Write out the listing exactly, dropping any picture it contains.

>>>>

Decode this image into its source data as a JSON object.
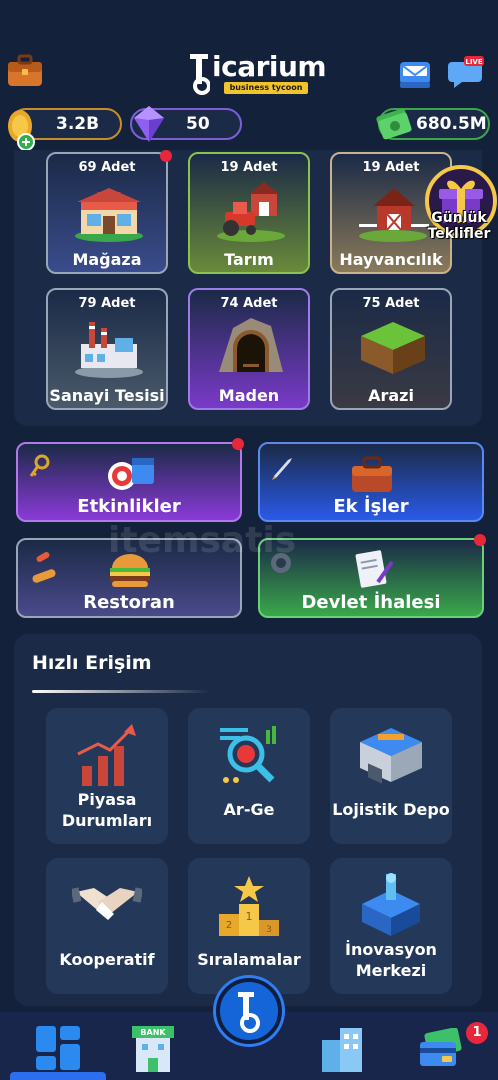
{
  "header": {
    "logo_word": "icarium",
    "logo_sub": "business tycoon"
  },
  "currency": {
    "gold": "3.2B",
    "gems": "50",
    "cash": "680.5M"
  },
  "businesses": [
    {
      "count": "69 Adet",
      "label": "Mağaza"
    },
    {
      "count": "19 Adet",
      "label": "Tarım"
    },
    {
      "count": "19 Adet",
      "label": "Hayvancılık"
    },
    {
      "count": "79 Adet",
      "label": "Sanayi Tesisi"
    },
    {
      "count": "74 Adet",
      "label": "Maden"
    },
    {
      "count": "75 Adet",
      "label": "Arazi"
    }
  ],
  "daily_offers": {
    "line1": "Günlük",
    "line2": "Teklifler"
  },
  "actions": [
    {
      "label": "Etkinlikler"
    },
    {
      "label": "Ek İşler"
    },
    {
      "label": "Restoran"
    },
    {
      "label": "Devlet İhalesi"
    }
  ],
  "quick_access": {
    "title": "Hızlı Erişim",
    "items": [
      {
        "line1": "Piyasa",
        "line2": "Durumları"
      },
      {
        "line1": "Ar-Ge",
        "line2": ""
      },
      {
        "line1": "Lojistik Depo",
        "line2": ""
      },
      {
        "line1": "Kooperatif",
        "line2": ""
      },
      {
        "line1": "Sıralamalar",
        "line2": ""
      },
      {
        "line1": "İnovasyon",
        "line2": "Merkezi"
      }
    ]
  },
  "nav": {
    "bank_label": "BANK",
    "badge_count": "1",
    "live_label": "LIVE"
  },
  "watermark": "itemsatis",
  "colors": {
    "background": "#14213a",
    "panel": "#1b2a47",
    "accent_blue": "#2b6ff0",
    "badge_red": "#e8283a"
  }
}
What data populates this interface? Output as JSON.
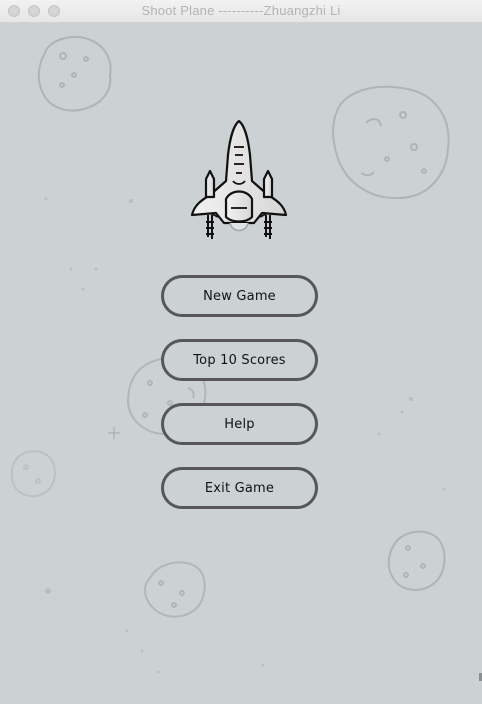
{
  "window": {
    "title": "Shoot Plane ----------Zhuangzhi Li"
  },
  "menu": {
    "new_game": "New Game",
    "top_scores": "Top 10 Scores",
    "help": "Help",
    "exit_game": "Exit Game"
  },
  "icons": {
    "plane": "fighter-jet-icon",
    "asteroids": "asteroid-icon"
  },
  "colors": {
    "background": "#ccd2d4",
    "button_border": "#575757",
    "title_text": "#b3b3b3"
  }
}
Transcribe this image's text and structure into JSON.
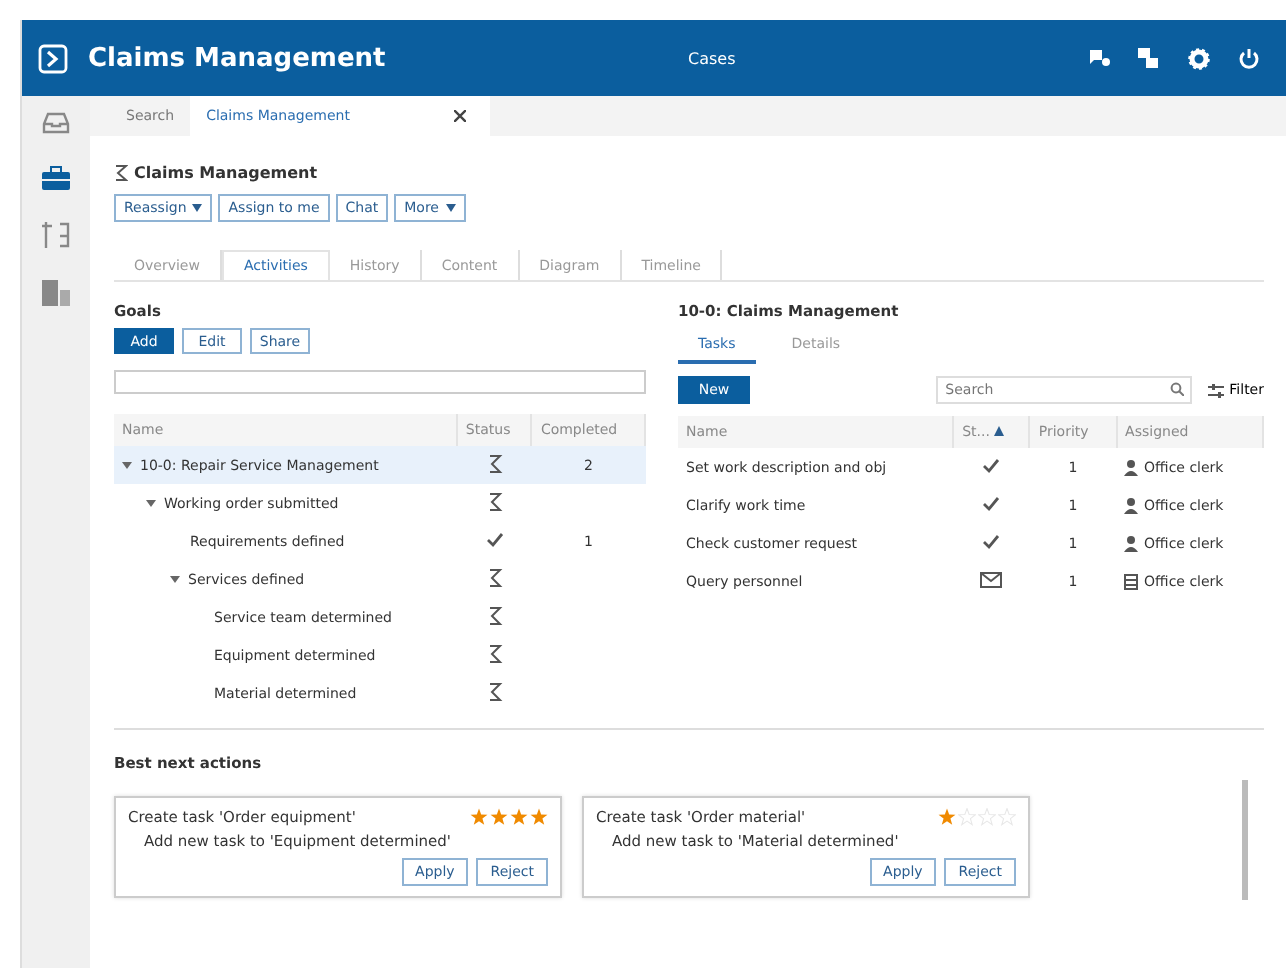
{
  "app_bar": {
    "title": "Claims Management",
    "section": "Cases"
  },
  "open_tabs": [
    {
      "label": "Search",
      "selected": false,
      "closable": false
    },
    {
      "label": "Claims Management",
      "selected": true,
      "closable": true
    }
  ],
  "case": {
    "title": "Claims Management",
    "actions": [
      {
        "label": "Reassign",
        "dropdown": true
      },
      {
        "label": "Assign to me",
        "dropdown": false
      },
      {
        "label": "Chat",
        "dropdown": false
      },
      {
        "label": "More",
        "dropdown": true
      }
    ]
  },
  "sub_tabs": [
    {
      "label": "Overview",
      "selected": false
    },
    {
      "label": "Activities",
      "selected": true
    },
    {
      "label": "History",
      "selected": false
    },
    {
      "label": "Content",
      "selected": false
    },
    {
      "label": "Diagram",
      "selected": false
    },
    {
      "label": "Timeline",
      "selected": false
    }
  ],
  "goals": {
    "title": "Goals",
    "buttons": [
      {
        "label": "Add",
        "primary": true
      },
      {
        "label": "Edit",
        "primary": false
      },
      {
        "label": "Share",
        "primary": false
      }
    ],
    "columns": [
      "Name",
      "Status",
      "Completed"
    ],
    "rows": [
      {
        "name": "10-0: Repair Service Management",
        "done": false,
        "completed": "2",
        "selected": true,
        "expanded": true,
        "children": [
          {
            "name": "Working order submitted",
            "done": false,
            "selected": false,
            "expanded": true,
            "children": [
              {
                "name": "Requirements defined",
                "done": true,
                "completed": "1",
                "selected": false
              },
              {
                "name": "Services defined",
                "done": false,
                "selected": false,
                "expanded": true,
                "children": [
                  {
                    "name": "Service team determined",
                    "done": false,
                    "selected": false
                  },
                  {
                    "name": "Equipment determined",
                    "done": false,
                    "selected": false
                  },
                  {
                    "name": "Material determined",
                    "done": false,
                    "selected": false
                  }
                ]
              }
            ]
          }
        ]
      }
    ]
  },
  "tasks": {
    "title": "10-0: Claims Management",
    "tabs": [
      {
        "label": "Tasks",
        "selected": true
      },
      {
        "label": "Details",
        "selected": false
      }
    ],
    "new_button": "New",
    "search": {
      "placeholder": "Search"
    },
    "filter": "Filter",
    "columns": [
      "Name",
      "St...",
      "Priority",
      "Assigned"
    ],
    "rows": [
      {
        "kind": "done",
        "name": "Set work description and obj",
        "priority": "1",
        "group": false,
        "assigned": "Office clerk"
      },
      {
        "kind": "done",
        "name": "Clarify work time",
        "priority": "1",
        "group": false,
        "assigned": "Office clerk"
      },
      {
        "kind": "done",
        "name": "Check customer request",
        "priority": "1",
        "group": false,
        "assigned": "Office clerk"
      },
      {
        "kind": "queued",
        "name": "Query personnel",
        "priority": "1",
        "group": true,
        "assigned": "Office clerk"
      }
    ]
  },
  "best_next_actions": {
    "title": "Best next actions",
    "cards": [
      {
        "title": "Create task 'Order equipment'",
        "stars": 4,
        "description": "Add new task to 'Equipment determined'",
        "buttons": [
          "Apply",
          "Reject"
        ]
      },
      {
        "title": "Create task 'Order material'",
        "stars": 1,
        "description": "Add new task to 'Material determined'",
        "buttons": [
          "Apply",
          "Reject"
        ]
      }
    ]
  }
}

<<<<

• **PROBLEM SOLUTION**
Decode this image into its source data as a JSON object.
{
  "header": {
    "logo_word": "icarium",
    "logo_sub": "business tycoon"
  },
  "currency": {
    "gold": "3.2B",
    "gems": "50",
    "cash": "680.5M"
  },
  "businesses": [
    {
      "count": "69 Adet",
      "label": "Mağaza"
    },
    {
      "count": "19 Adet",
      "label": "Tarım"
    },
    {
      "count": "19 Adet",
      "label": "Hayvancılık"
    },
    {
      "count": "79 Adet",
      "label": "Sanayi Tesisi"
    },
    {
      "count": "74 Adet",
      "label": "Maden"
    },
    {
      "count": "75 Adet",
      "label": "Arazi"
    }
  ],
  "daily_offers": {
    "line1": "Günlük",
    "line2": "Teklifler"
  },
  "actions": [
    {
      "label": "Etkinlikler"
    },
    {
      "label": "Ek İşler"
    },
    {
      "label": "Restoran"
    },
    {
      "label": "Devlet İhalesi"
    }
  ],
  "quick_access": {
    "title": "Hızlı Erişim",
    "items": [
      {
        "line1": "Piyasa",
        "line2": "Durumları"
      },
      {
        "line1": "Ar-Ge",
        "line2": ""
      },
      {
        "line1": "Lojistik Depo",
        "line2": ""
      },
      {
        "line1": "Kooperatif",
        "line2": ""
      },
      {
        "line1": "Sıralamalar",
        "line2": ""
      },
      {
        "line1": "İnovasyon",
        "line2": "Merkezi"
      }
    ]
  },
  "nav": {
    "bank_label": "BANK",
    "badge_count": "1",
    "live_label": "LIVE"
  },
  "watermark": "itemsatis",
  "colors": {
    "background": "#14213a",
    "panel": "#1b2a47",
    "accent_blue": "#2b6ff0",
    "badge_red": "#e8283a"
  }
}
What data populates this interface? Output as JSON.
{
  "window": {
    "title": "Shoot Plane ----------Zhuangzhi Li"
  },
  "menu": {
    "new_game": "New Game",
    "top_scores": "Top 10 Scores",
    "help": "Help",
    "exit_game": "Exit Game"
  },
  "icons": {
    "plane": "fighter-jet-icon",
    "asteroids": "asteroid-icon"
  },
  "colors": {
    "background": "#ccd2d4",
    "button_border": "#575757",
    "title_text": "#b3b3b3"
  }
}
Transcribe this image's text and structure into JSON.
{
  "app_bar": {
    "title": "Claims Management",
    "section": "Cases"
  },
  "open_tabs": [
    {
      "label": "Search",
      "selected": false,
      "closable": false
    },
    {
      "label": "Claims Management",
      "selected": true,
      "closable": true
    }
  ],
  "case": {
    "title": "Claims Management",
    "actions": [
      {
        "label": "Reassign",
        "dropdown": true
      },
      {
        "label": "Assign to me",
        "dropdown": false
      },
      {
        "label": "Chat",
        "dropdown": false
      },
      {
        "label": "More",
        "dropdown": true
      }
    ]
  },
  "sub_tabs": [
    {
      "label": "Overview",
      "selected": false
    },
    {
      "label": "Activities",
      "selected": true
    },
    {
      "label": "History",
      "selected": false
    },
    {
      "label": "Content",
      "selected": false
    },
    {
      "label": "Diagram",
      "selected": false
    },
    {
      "label": "Timeline",
      "selected": false
    }
  ],
  "goals": {
    "title": "Goals",
    "buttons": [
      {
        "label": "Add",
        "primary": true
      },
      {
        "label": "Edit",
        "primary": false
      },
      {
        "label": "Share",
        "primary": false
      }
    ],
    "columns": [
      "Name",
      "Status",
      "Completed"
    ],
    "rows": [
      {
        "name": "10-0: Repair Service Management",
        "done": false,
        "completed": "2",
        "selected": true,
        "expanded": true,
        "children": [
          {
            "name": "Working order submitted",
            "done": false,
            "selected": false,
            "expanded": true,
            "children": [
              {
                "name": "Requirements defined",
                "done": true,
                "completed": "1",
                "selected": false
              },
              {
                "name": "Services defined",
                "done": false,
                "selected": false,
                "expanded": true,
                "children": [
                  {
                    "name": "Service team determined",
                    "done": false,
                    "selected": false
                  },
                  {
                    "name": "Equipment determined",
                    "done": false,
                    "selected": false
                  },
                  {
                    "name": "Material determined",
                    "done": false,
                    "selected": false
                  }
                ]
              }
            ]
          }
        ]
      }
    ]
  },
  "tasks": {
    "title": "10-0: Claims Management",
    "tabs": [
      {
        "label": "Tasks",
        "selected": true
      },
      {
        "label": "Details",
        "selected": false
      }
    ],
    "new_button": "New",
    "search": {
      "placeholder": "Search"
    },
    "filter": "Filter",
    "columns": [
      "Name",
      "St...",
      "Priority",
      "Assigned"
    ],
    "rows": [
      {
        "kind": "done",
        "name": "Set work description and obj",
        "priority": "1",
        "group": false,
        "assigned": "Office clerk"
      },
      {
        "kind": "done",
        "name": "Clarify work time",
        "priority": "1",
        "group": false,
        "assigned": "Office clerk"
      },
      {
        "kind": "done",
        "name": "Check customer request",
        "priority": "1",
        "group": false,
        "assigned": "Office clerk"
      },
      {
        "kind": "queued",
        "name": "Query personnel",
        "priority": "1",
        "group": true,
        "assigned": "Office clerk"
      }
    ]
  },
  "best_next_actions": {
    "title": "Best next actions",
    "cards": [
      {
        "title": "Create task 'Order equipment'",
        "stars": 4,
        "description": "Add new task to 'Equipment determined'",
        "buttons": [
          "Apply",
          "Reject"
        ]
      },
      {
        "title": "Create task 'Order material'",
        "stars": 1,
        "description": "Add new task to 'Material determined'",
        "buttons": [
          "Apply",
          "Reject"
        ]
      }
    ]
  }
}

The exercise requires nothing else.